By Kelly Koch
In September 2017, my husband and I excitedly became parents. The blessing of a child suddenly became our reality, and we gladly accepted our new titles of “Mom and Dad.” As I began to see life through the tiny eyes of our new baby girl, Clara Gene, the way I interpreted the world changed.
It was no longer about me and my desires, but about Clara’s. I found myself continuously reflecting how my responses and reaction to any situation would affect her. Although becoming parents was brand new and filled with uncertainty, we were excited to live this life that God had blessed us with.
At delivery, Clara was strong, and she met the standards one would expect of a healthy baby. Her gross motor skills, fine motor skills, and intellect progressed normally. We generally had no concerns about her health.
In fact, she developed far more rapidly than we expected she would. She rolled over at three months, crawled at six, and walked at nine months! It wasn’t until her teeth began to erupt that we had any reason to be concerned or even question her health.
Something Was Different
As her baby teeth began to grow, we noticed they were all conical in shape and quite pointed. Her teeth looked much like a baby kitten’s or shark’s teeth. I wept so much upon this development, feeling sad and alone.
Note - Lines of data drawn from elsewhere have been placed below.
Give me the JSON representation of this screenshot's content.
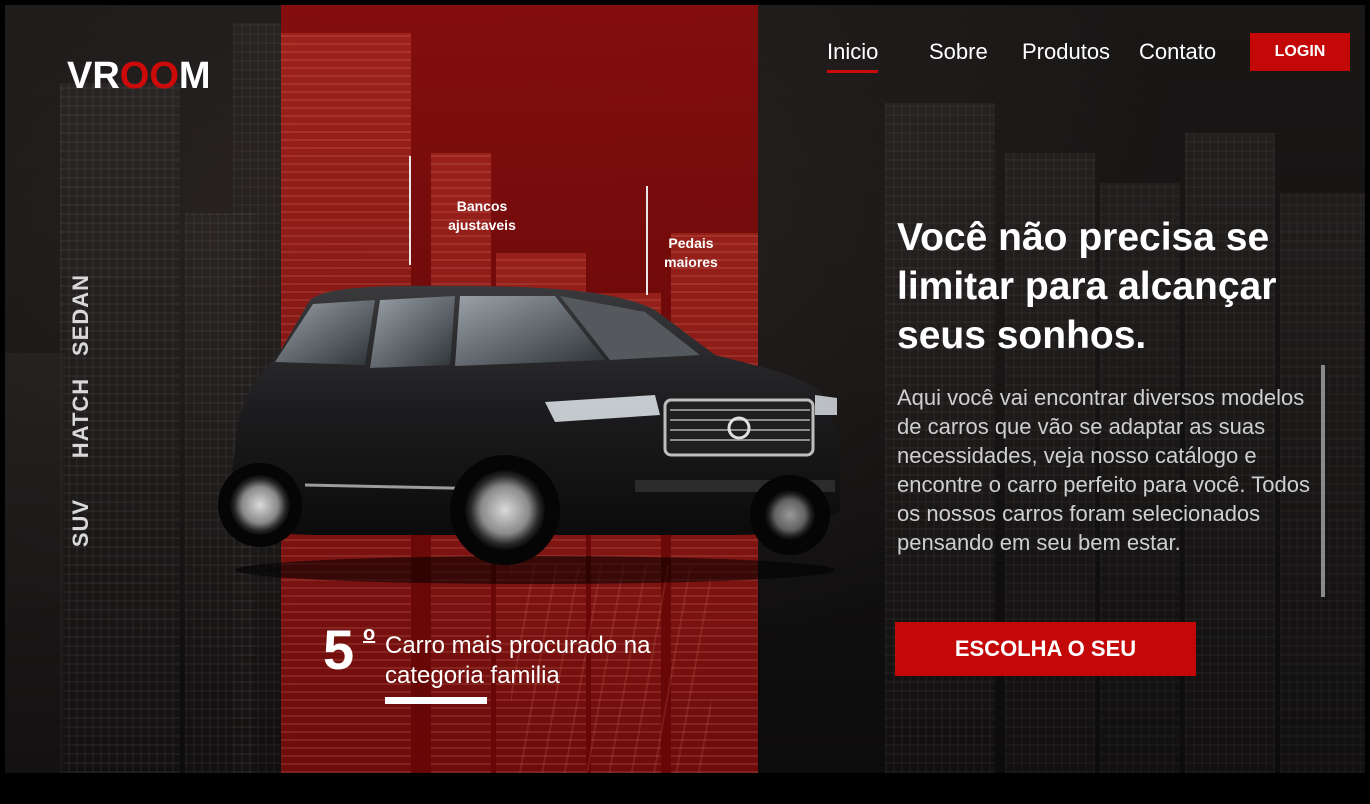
{
  "brand": {
    "prefix": "VR",
    "oo": "OO",
    "suffix": "M",
    "accent_color": "#cc0a0a"
  },
  "nav": {
    "items": [
      {
        "label": "Inicio",
        "active": true
      },
      {
        "label": "Sobre",
        "active": false
      },
      {
        "label": "Produtos",
        "active": false
      },
      {
        "label": "Contato",
        "active": false
      }
    ],
    "login_label": "LOGIN"
  },
  "categories": [
    "SEDAN",
    "HATCH",
    "SUV"
  ],
  "callouts": {
    "seats": "Bancos ajustaveis",
    "pedals": "Pedais maiores"
  },
  "ranking": {
    "number": "5",
    "ordinal": "o",
    "text": "Carro mais procurado na categoria familia"
  },
  "hero": {
    "headline": "Você não precisa se limitar para alcançar seus sonhos.",
    "description": "Aqui você vai encontrar diversos modelos de carros que vão se adaptar as suas necessidades, veja nosso catálogo e encontre o  carro perfeito para você. Todos os nossos carros foram selecionados pensando em seu bem estar.",
    "cta_label": "ESCOLHA O SEU"
  },
  "icons": {
    "car_image": "suv-car-image"
  }
}
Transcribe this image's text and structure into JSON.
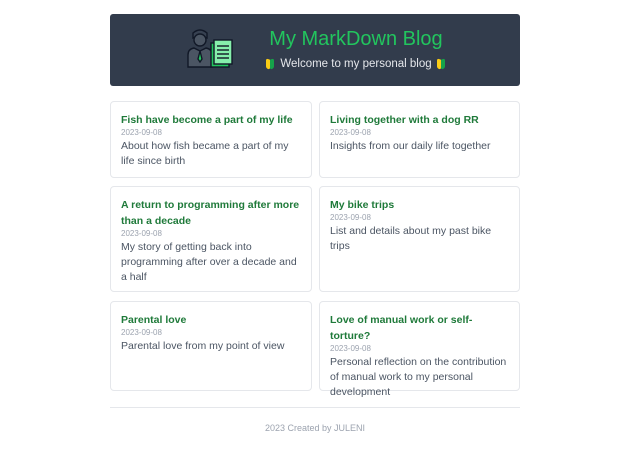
{
  "header": {
    "title": "My MarkDown Blog",
    "subtitle": "Welcome to my personal blog",
    "logo_icon": "blogger-avatar-icon",
    "leaf_icon": "beginner-mark-icon"
  },
  "posts": [
    {
      "title": "Fish have become a part of my life",
      "date": "2023-09-08",
      "description": "About how fish became a part of my life since birth"
    },
    {
      "title": "Living together with a dog RR",
      "date": "2023-09-08",
      "description": "Insights from our daily life together"
    },
    {
      "title": "A return to programming after more than a decade",
      "date": "2023-09-08",
      "description": "My story of getting back into programming after over a decade and a half"
    },
    {
      "title": "My bike trips",
      "date": "2023-09-08",
      "description": "List and details about my past bike trips"
    },
    {
      "title": "Parental love",
      "date": "2023-09-08",
      "description": "Parental love from my point of view"
    },
    {
      "title": "Love of manual work or self-torture?",
      "date": "2023-09-08",
      "description": "Personal reflection on the contribution of manual work to my personal development"
    }
  ],
  "footer": {
    "text": "2023 Created by JULENI"
  },
  "colors": {
    "header_bg": "#323c4c",
    "title_green": "#22c55e",
    "card_title_green": "#1f7a3a"
  }
}
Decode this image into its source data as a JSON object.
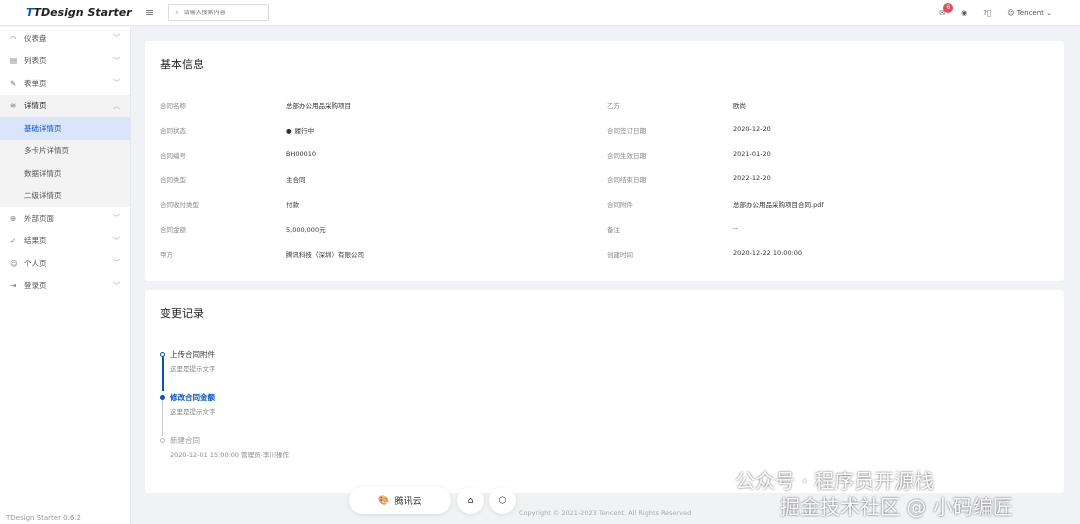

No one I knew had experienced the same thing, and my initial Google searches only led me to articles about syphilis.
When I posed questions on parent chat groups, no one had seen such a thing. When I asked my personal dentist about it, he also had no answers. It was at this point we sought out help from our family doctor.
Within a year of working with a pediatrician, a team of dental specialists, and a geneticist we received Clara’s diagnosis: odonto-onycho-dermal dysplasia (OODD).
Clara received two mutated copies of the WNT10A gene, one from Eric and one from myself. As my husband and I possess little to no symptoms ourselves, we were completely unaware of this being a possibility for Clara.
Now almost three years old, Clara still hasn’t developed her lateral incisors and only grew three out of her four second premolars. Overall, her teeth are quite gapped and small. Each tooth took six months to fully emerge which made the teething process prolonged and agonizing for her.
According to our pediatric dentist, we won’t know what this means for her adult teeth until the age of six or seven. At that age, they will be developed enough to detect properly in an x-ray. Generally speaking, children with Clara’s condition are missing most, if not all of their adult teeth. If they are lucky enough to get some adult teeth, these are often malformed too.
What This Means For Clara
We learned that if a child does not have adult teeth, their jaws are unable to develop properly without physical manipulation and intervention from a dental team. Clara might need dentures for most of her childhood until her jaw is fully developed, and she is also capable of receiving implants.
Thankfully, at this point in time, the only predominant symptom Clara has affects her teeth. Some of the other minor symptoms affect her hair, skin, and nails. Her hair is thin, but it is growing slowly.
She has eyebrows and eyelashes. She sweats profusely, and thus, her sweat glands have developed normally. The skin on her feet peels very easily. Her nails are brittle and concave, and we have yet to cut her toe nails.
I understand there are more difficult conditions in the world and Clara’s seem mostly aesthetic, but we know this path for our little girl isn’t going to be an easy one. It certainly hasn’t been an easy one to defend or process, even as her mom.
Will she have kids now? How will others treat her? Will she be bullied because of this? If she has dentures as a little child, what does this look like? Adults ask me if I’m part vampire. Certainly she will hear worse in school, right?
There was a lot of panic and worry at first. A lack of peace and a state of constant concern. I had to mourn the loss of “normal.”
I questioned for nearly a year if we should have more kids or not. I felt conflicted knowing I couldn’t look at Clara one day and tell her, “I didn’t want any more kids like you.”
Clara Is A Beautiful Rarity
Oh, have I been humbled. Apologies were written. Forgiveness was asked.
My empathy for others has grown tenfold, and I’ve found peace knowing that Clara, like me and everyone else, is a child of God.
She is fearfully and wonderfully made. God gave her the character to overcome and persevere. Wherever she goes, she goes with a force and she is strong. Her story is unique and special.
Her story has taught me to trust God even more which has tested my faith and made it stronger. I’m thankful for exactly the person Clara is and I wouldn’t change having her for anything.
NFED Community Connections
Today, we are thankful for the community at the National Foundation for Ectodermal Dysplasias (NFED). They offer the support we need to help bring peace in our times of worry. The relationships we have begun to establish have been loving and kind.
My husband and I welcome connection with others going through anything similar. Understand and know that we are not alone in this. Together, we can support each other, educate, and bring awareness about ectodermal dysplasia.
Kelly Koch is a guest blogger for the NFED. She lives in British Columbia with her husband, Eric, and their daughter, Clara.